Here we have his location to left handed hitters. Unlike his selection to righties, here we have Scherzer throwing his four-seam mostly away to lefties. Similarly, he threw the slider and changeup away, but kept the pitches lower. His selection to lefties was 64% four-seam, 29% changeup, 6% slider, and 1% two-seam.

When He Throws It

Max Scherzer’s Pitch Selection Against Righties
Count Four-seam (R) Slider (R) Changeup (R) Two-seam (R)
3-0 100% 0% 0% 0%
3-1 91% 6% 2% 0%
2-0 88% 7% 4% 1%
2-1 75% 19% 7% 0%
1-0 60% 32% 8% 0%
0-0 67% 30% 4% 0%
1-1 58% 29% 13% 0%
0-1 56% 33% 10% 1%
3-2 78% 12% 9% 0%
2-2 55% 26% 20% 0%
1-2 57% 22% 21% 0%
0-2 63% 23% 14% 0%

Here we have Scherzer’s selection to righties based on count. Starting the hitter off, he throws mostly four-seamers, but 1/3rd of the time he’ll mix in a slider. As he falls behind in the count, he’ll increasing use his fastball to get strike one. As he gains a favorable count, he’ll continue to mix in his slider, but also mix in his changeup in place of the fastball. Since 2011, he’s had a whiff rate of 15% on the changeup to righties and 19% on the slider.

Max Scherzer’s Pitch Selection Against Lefties
Count Four-seam (L) Slider (L) Changeup (L) Two-seam (L)
3-0 100% 0% 0% 0%
3-1 92% 0% 8% 0%
2-0 90% 1% 9% 0%
2-1 68% 1% 31% 0%
1-0 67% 2% 30% 0%
0-0 72% 5% 23% 0%
1-1 62% 8% 29% 0%
0-1 59% 12% 28% 1%
3-2 77% 1% 23% 0%
2-2 58% 8% 34% 0%
1-2 60% 12% 28% 0%
0-2 70% 11% 19% 1%

Facing lefties, Scherzer throws very few sliders, and starts the count off throwing mostly four-seamers or changeups. Again, as he falls behind he’ll concentrate on the fastball, and as he falls behind he’ll throw more changeups and mix in a slider 10% of the time. Scherzer had less swing and miss success facing lefties, and his best pitch has been the changeup with a 12% whiff rate.


As a four-seam pitcher with low rise, Scherzer has a mixed batted ball rate, 40% ground balls, 40% flyballs, and 20% linedrives. His strikeout numbers have decreased throughout his major league career, but he also lowered his BB/9 rate to 2.58 last year. On the the road, the pitcher has a 4.24 ERA compared to a 3.88 at home, but also maintains his SO/BB numbers. He also has a platoon split favorable to lefties, who hit him at a .268/.342/.431 compared to righties at .247/.306/.402.

Against The Yankees

In 3 regular season games against the Yankees, he’s held hitters to a .211/.273/.408 triple slash with a 9.9 K/9. His 2.84 ERA and 1.105 WHIP is overshadowed by 4 homeruns and a 4.91 ERA in Yankee Stadium.

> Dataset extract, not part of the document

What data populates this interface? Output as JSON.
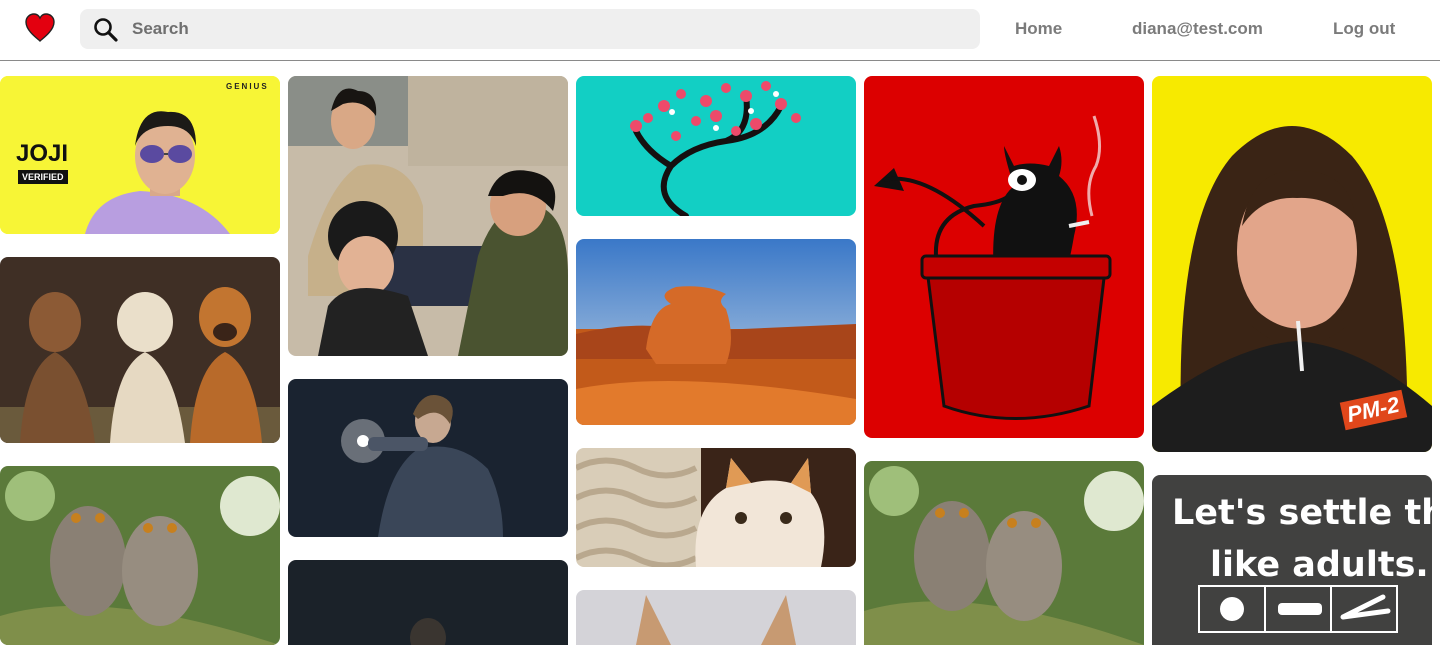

As I mentioned before, he pitched very well in the Bronx last post season, which could be in the minds of the team tomorrow.

Career Numbers Against Max Scherzer
Probable Yankee Lineup At Bats Triple Slash
Derek Jeter SS 9 .222/.300/.222
Curtis Granderson CF 11 .273/.333/.273
Alex Rodriguez 3B 8 .000/.000/.000
Robinson Cano 2B 8 .125/.125/.500
Mark Teixeira 1B 10 .300/.300/.700
Nick Swisher RF 6 .333/.500/.333
Raul Ibanez DH 0
Andruw Jones LF
5 .400/.571/.400
Russell Martin C 15 .200/.250/.267


Scherzer is a pitcher who can pitch well, but runs into disastrous starts at times. So far in 2012, he’s had 2 very bad games against the Red Sox and Mariners, boosting his season ERA to 8.24. His FIP of 3.29 should remind you how dangerous he can be, so theres no sure thing tomorrow. It might be a copout, but my prediction is that he’ll either do very well or very bad against the Yankees tomorrow. Giving up so many flyballs in Yankee Stadium is never a good thing, but his recent success gives me some doubt.

About Michael Eder

Mike is the co-Editor-in-Chief of It's About The Money. Outside of blogging baseball, Mike is also a musician, a runner, and a beer lover.

Comments are closed.